◆ Website and app data records

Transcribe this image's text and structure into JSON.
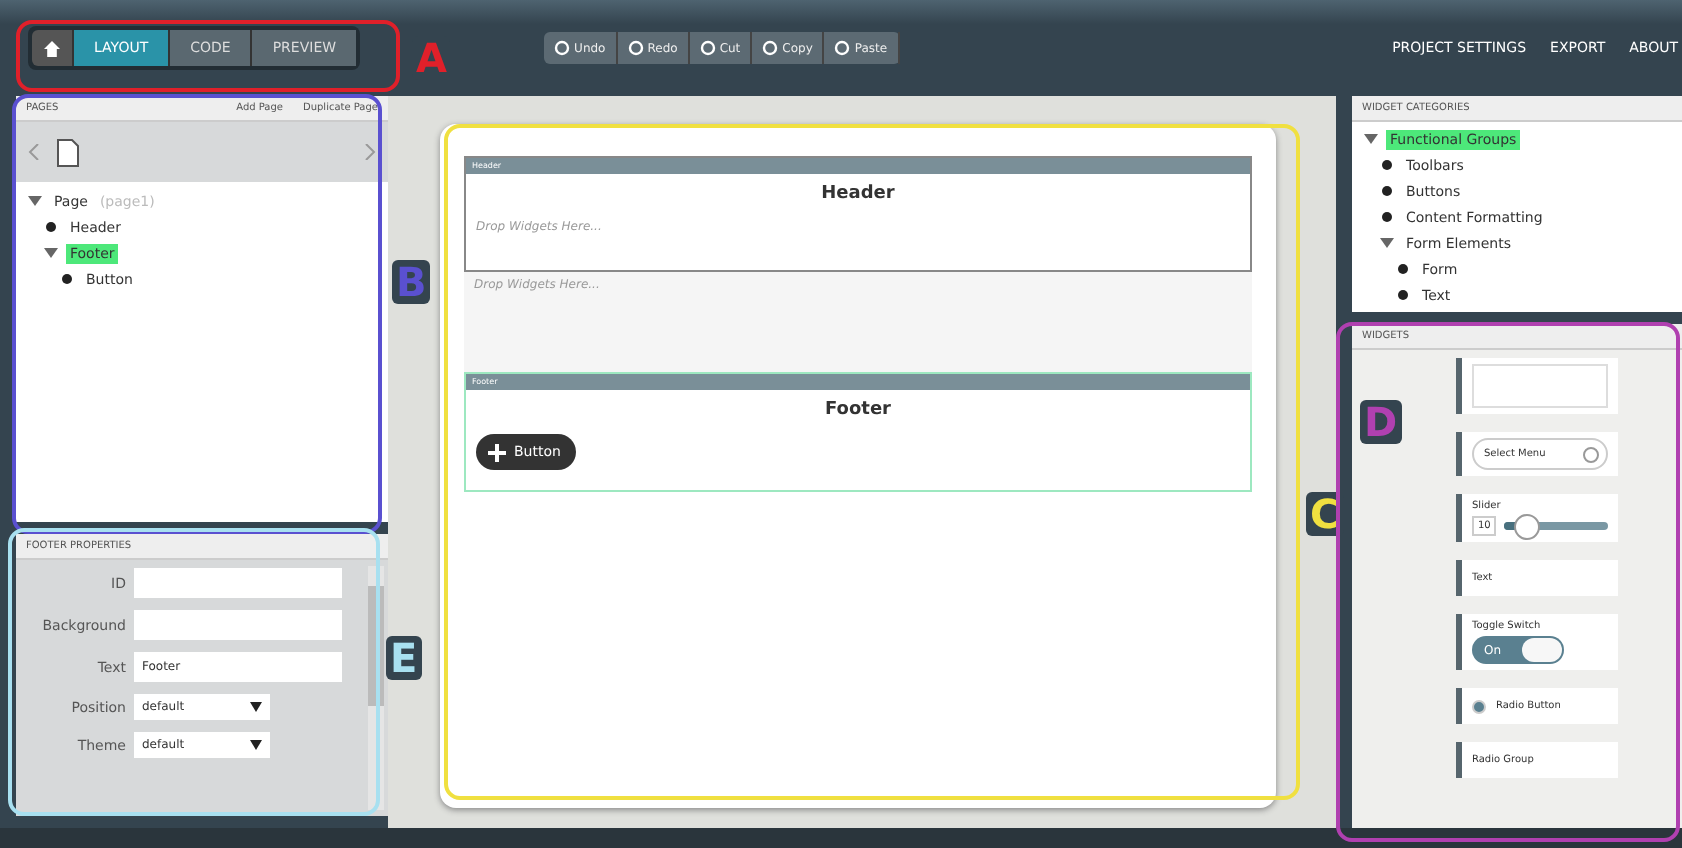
{
  "nav_tabs": [
    {
      "label": "LAYOUT",
      "selected": true
    },
    {
      "label": "CODE",
      "selected": false
    },
    {
      "label": "PREVIEW",
      "selected": false
    }
  ],
  "toolbar": [
    "Undo",
    "Redo",
    "Cut",
    "Copy",
    "Paste"
  ],
  "top_links": [
    "PROJECT SETTINGS",
    "EXPORT",
    "ABOUT"
  ],
  "pages_panel": {
    "title": "PAGES",
    "actions": [
      "Add Page",
      "Duplicate Page"
    ],
    "tree": [
      {
        "label": "Page",
        "note": "(page1)",
        "selected": false,
        "expanded": true,
        "children": [
          {
            "label": "Header",
            "selected": false
          },
          {
            "label": "Footer",
            "selected": true,
            "expanded": true,
            "children": [
              {
                "label": "Button",
                "selected": false
              }
            ]
          }
        ]
      }
    ]
  },
  "properties_panel": {
    "title": "FOOTER PROPERTIES",
    "fields": [
      {
        "kind": "input",
        "label": "ID"
      },
      {
        "kind": "input",
        "label": "Background"
      },
      {
        "kind": "input",
        "label": "Text",
        "value": "Footer"
      },
      {
        "kind": "select",
        "label": "Position",
        "value": "default"
      },
      {
        "kind": "select",
        "label": "Theme",
        "value": "default"
      }
    ]
  },
  "canvas": {
    "header": {
      "bar": "Header",
      "title": "Header",
      "drop_hint": "Drop Widgets Here..."
    },
    "content": {
      "drop_hint": "Drop Widgets Here..."
    },
    "footer": {
      "bar": "Footer",
      "title": "Footer",
      "button": "Button"
    }
  },
  "categories_panel": {
    "title": "WIDGET CATEGORIES",
    "tree": [
      {
        "label": "Functional Groups",
        "selected": true,
        "expanded": true,
        "children": [
          {
            "label": "Toolbars",
            "selected": false
          },
          {
            "label": "Buttons",
            "selected": false
          },
          {
            "label": "Content Formatting",
            "selected": false
          },
          {
            "label": "Form Elements",
            "selected": false,
            "expanded": true,
            "children": [
              {
                "label": "Form",
                "selected": false
              },
              {
                "label": "Text",
                "selected": false
              }
            ]
          }
        ]
      }
    ]
  },
  "widgets_panel": {
    "title": "WIDGETS",
    "widgets": [
      {
        "kind": "field"
      },
      {
        "kind": "select",
        "label": "Select Menu"
      },
      {
        "kind": "slider",
        "label": "Slider",
        "value": "10",
        "level": 0.2
      },
      {
        "kind": "text",
        "label": "Text"
      },
      {
        "kind": "toggle",
        "label": "Toggle Switch",
        "value": "On",
        "on": true
      },
      {
        "kind": "radio",
        "label": "Radio Button"
      },
      {
        "kind": "text",
        "label": "Radio Group"
      }
    ]
  },
  "annotations": [
    {
      "letter": "A",
      "color": "#e0202a"
    },
    {
      "letter": "B",
      "color": "#5a50d0"
    },
    {
      "letter": "C",
      "color": "#f0e040"
    },
    {
      "letter": "D",
      "color": "#b040b0"
    },
    {
      "letter": "E",
      "color": "#a8e0f0"
    }
  ]
}
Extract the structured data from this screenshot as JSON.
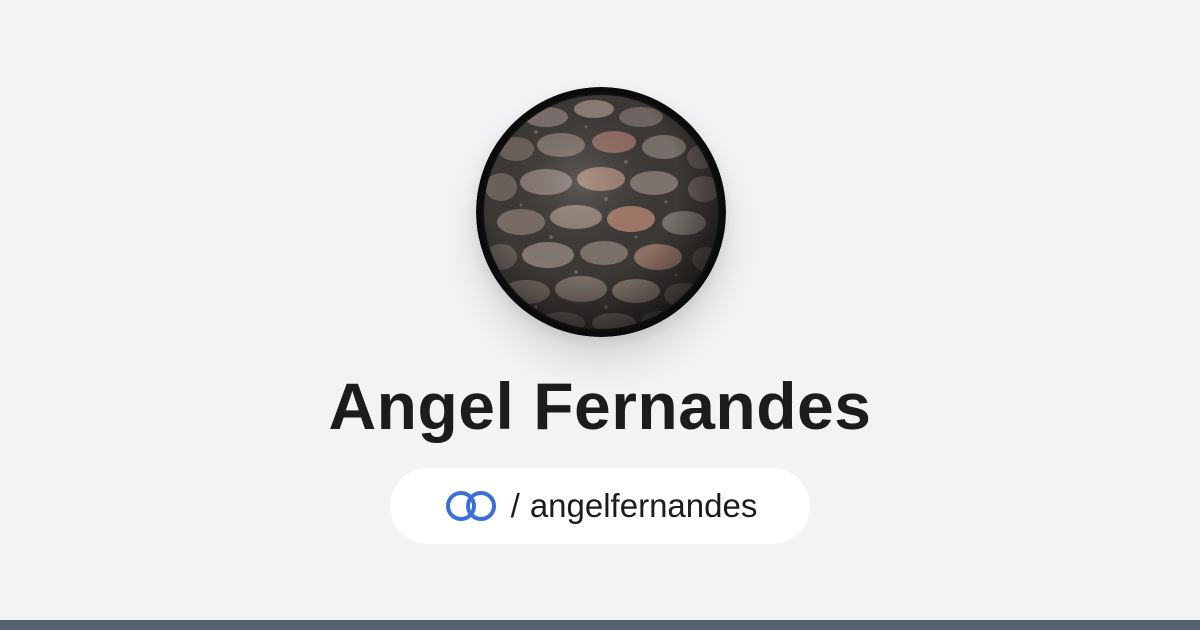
{
  "profile": {
    "name": "Angel Fernandes",
    "handle_separator": "/",
    "handle": "angelfernandes",
    "avatar_image": "stone-sphere-avatar"
  },
  "icons": {
    "link_icon": "linked-circles-icon"
  },
  "colors": {
    "background": "#f3f3f5",
    "text": "#1c1c1e",
    "pill_background": "#ffffff",
    "link_icon": "#3b6fd8",
    "bottom_bar": "#56606e"
  }
}
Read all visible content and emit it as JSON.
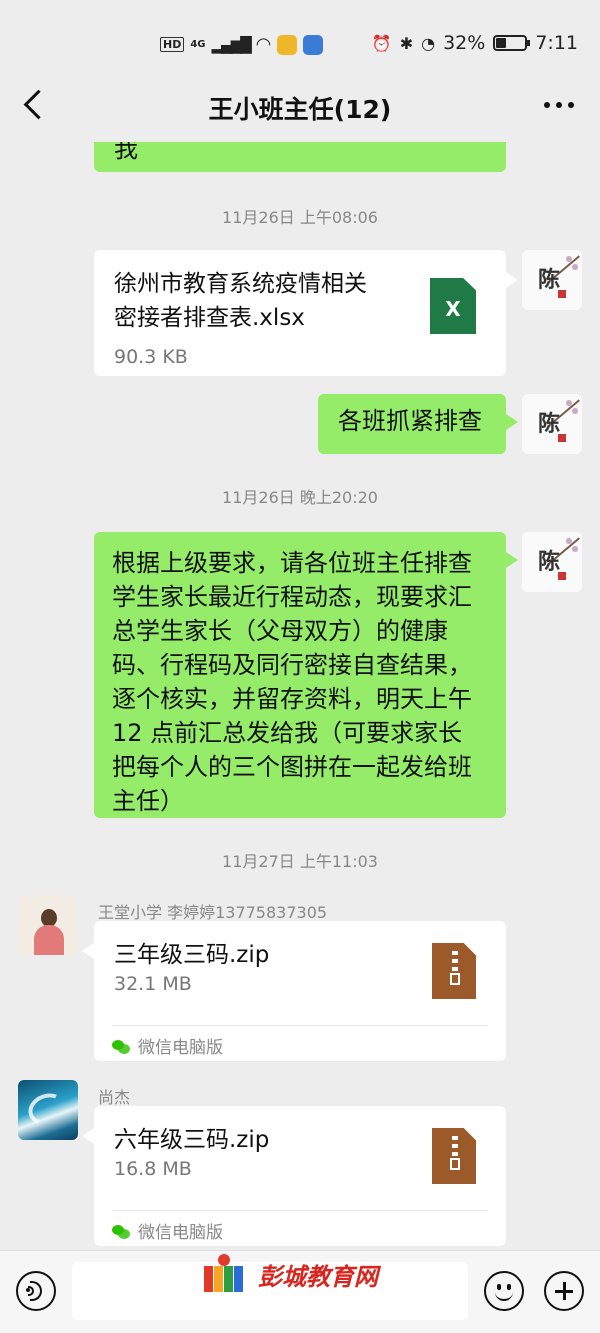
{
  "status_bar": {
    "network_left": "HD",
    "network_type": "4G",
    "battery_percent": 32,
    "battery_text": "32%",
    "time": "7:11"
  },
  "nav": {
    "title": "王小班主任(12)"
  },
  "messages": {
    "partial_top": "我",
    "ts1": "11月26日 上午08:06",
    "file1": {
      "name_line1": "徐州市教育系统疫情相关",
      "name_line2": "密接者排查表.xlsx",
      "size": "90.3 KB",
      "icon_text": "X"
    },
    "text1": "各班抓紧排查",
    "ts2": "11月26日 晚上20:20",
    "text2_lines": [
      "根据上级要求，请各位班主任排查",
      "学生家长最近行程动态，现要求汇",
      "总学生家长（父母双方）的健康",
      "码、行程码及同行密接自查结果，",
      "逐个核实，并留存资料，明天上午",
      "12 点前汇总发给我（可要求家长",
      "把每个人的三个图拼在一起发给班",
      "主任）"
    ],
    "ts3": "11月27日 上午11:03",
    "sender1": "王堂小学 李婷婷13775837305",
    "file2": {
      "name": "三年级三码.zip",
      "size": "32.1 MB",
      "source": "微信电脑版"
    },
    "sender2": "尚杰",
    "file3": {
      "name": "六年级三码.zip",
      "size": "16.8 MB",
      "source": "微信电脑版"
    },
    "avatar_chen_glyph": "陈"
  },
  "watermark": {
    "text": "彭城教育网"
  },
  "colors": {
    "green_bubble": "#95ec69",
    "background": "#ededed",
    "xlsx": "#1f7a45",
    "zip": "#9c5a2b",
    "watermark": "#d9251d"
  }
}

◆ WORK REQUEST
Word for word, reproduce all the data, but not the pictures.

◆ FINISHED EXERCISE
Transcribe this image's text and structure into JSON.
{
  "nav_tabs": [
    {
      "label": "LAYOUT",
      "selected": true
    },
    {
      "label": "CODE",
      "selected": false
    },
    {
      "label": "PREVIEW",
      "selected": false
    }
  ],
  "toolbar": [
    "Undo",
    "Redo",
    "Cut",
    "Copy",
    "Paste"
  ],
  "top_links": [
    "PROJECT SETTINGS",
    "EXPORT",
    "ABOUT"
  ],
  "pages_panel": {
    "title": "PAGES",
    "actions": [
      "Add Page",
      "Duplicate Page"
    ],
    "tree": [
      {
        "label": "Page",
        "note": "(page1)",
        "selected": false,
        "expanded": true,
        "children": [
          {
            "label": "Header",
            "selected": false
          },
          {
            "label": "Footer",
            "selected": true,
            "expanded": true,
            "children": [
              {
                "label": "Button",
                "selected": false
              }
            ]
          }
        ]
      }
    ]
  },
  "properties_panel": {
    "title": "FOOTER PROPERTIES",
    "fields": [
      {
        "kind": "input",
        "label": "ID"
      },
      {
        "kind": "input",
        "label": "Background"
      },
      {
        "kind": "input",
        "label": "Text",
        "value": "Footer"
      },
      {
        "kind": "select",
        "label": "Position",
        "value": "default"
      },
      {
        "kind": "select",
        "label": "Theme",
        "value": "default"
      }
    ]
  },
  "canvas": {
    "header": {
      "bar": "Header",
      "title": "Header",
      "drop_hint": "Drop Widgets Here..."
    },
    "content": {
      "drop_hint": "Drop Widgets Here..."
    },
    "footer": {
      "bar": "Footer",
      "title": "Footer",
      "button": "Button"
    }
  },
  "categories_panel": {
    "title": "WIDGET CATEGORIES",
    "tree": [
      {
        "label": "Functional Groups",
        "selected": true,
        "expanded": true,
        "children": [
          {
            "label": "Toolbars",
            "selected": false
          },
          {
            "label": "Buttons",
            "selected": false
          },
          {
            "label": "Content Formatting",
            "selected": false
          },
          {
            "label": "Form Elements",
            "selected": false,
            "expanded": true,
            "children": [
              {
                "label": "Form",
                "selected": false
              },
              {
                "label": "Text",
                "selected": false
              }
            ]
          }
        ]
      }
    ]
  },
  "widgets_panel": {
    "title": "WIDGETS",
    "widgets": [
      {
        "kind": "field"
      },
      {
        "kind": "select",
        "label": "Select Menu"
      },
      {
        "kind": "slider",
        "label": "Slider",
        "value": "10",
        "level": 0.2
      },
      {
        "kind": "text",
        "label": "Text"
      },
      {
        "kind": "toggle",
        "label": "Toggle Switch",
        "value": "On",
        "on": true
      },
      {
        "kind": "radio",
        "label": "Radio Button"
      },
      {
        "kind": "text",
        "label": "Radio Group"
      }
    ]
  },
  "annotations": [
    {
      "letter": "A",
      "color": "#e0202a"
    },
    {
      "letter": "B",
      "color": "#5a50d0"
    },
    {
      "letter": "C",
      "color": "#f0e040"
    },
    {
      "letter": "D",
      "color": "#b040b0"
    },
    {
      "letter": "E",
      "color": "#a8e0f0"
    }
  ]
}
Extract the structured data from this screenshot as JSON.
{
  "profile": {
    "name": "Angel Fernandes",
    "handle_separator": "/",
    "handle": "angelfernandes",
    "avatar_image": "stone-sphere-avatar"
  },
  "icons": {
    "link_icon": "linked-circles-icon"
  },
  "colors": {
    "background": "#f3f3f5",
    "text": "#1c1c1e",
    "pill_background": "#ffffff",
    "link_icon": "#3b6fd8",
    "bottom_bar": "#56606e"
  }
}
Read all visible content and emit it as JSON.
{
  "status_bar": {
    "network_left": "HD",
    "network_type": "4G",
    "battery_percent": 32,
    "battery_text": "32%",
    "time": "7:11"
  },
  "nav": {
    "title": "王小班主任(12)"
  },
  "messages": {
    "partial_top": "我",
    "ts1": "11月26日 上午08:06",
    "file1": {
      "name_line1": "徐州市教育系统疫情相关",
      "name_line2": "密接者排查表.xlsx",
      "size": "90.3 KB",
      "icon_text": "X"
    },
    "text1": "各班抓紧排查",
    "ts2": "11月26日 晚上20:20",
    "text2_lines": [
      "根据上级要求，请各位班主任排查",
      "学生家长最近行程动态，现要求汇",
      "总学生家长（父母双方）的健康",
      "码、行程码及同行密接自查结果，",
      "逐个核实，并留存资料，明天上午",
      "12 点前汇总发给我（可要求家长",
      "把每个人的三个图拼在一起发给班",
      "主任）"
    ],
    "ts3": "11月27日 上午11:03",
    "sender1": "王堂小学 李婷婷13775837305",
    "file2": {
      "name": "三年级三码.zip",
      "size": "32.1 MB",
      "source": "微信电脑版"
    },
    "sender2": "尚杰",
    "file3": {
      "name": "六年级三码.zip",
      "size": "16.8 MB",
      "source": "微信电脑版"
    },
    "avatar_chen_glyph": "陈"
  },
  "watermark": {
    "text": "彭城教育网"
  },
  "colors": {
    "green_bubble": "#95ec69",
    "background": "#ededed",
    "xlsx": "#1f7a45",
    "zip": "#9c5a2b",
    "watermark": "#d9251d"
  }
}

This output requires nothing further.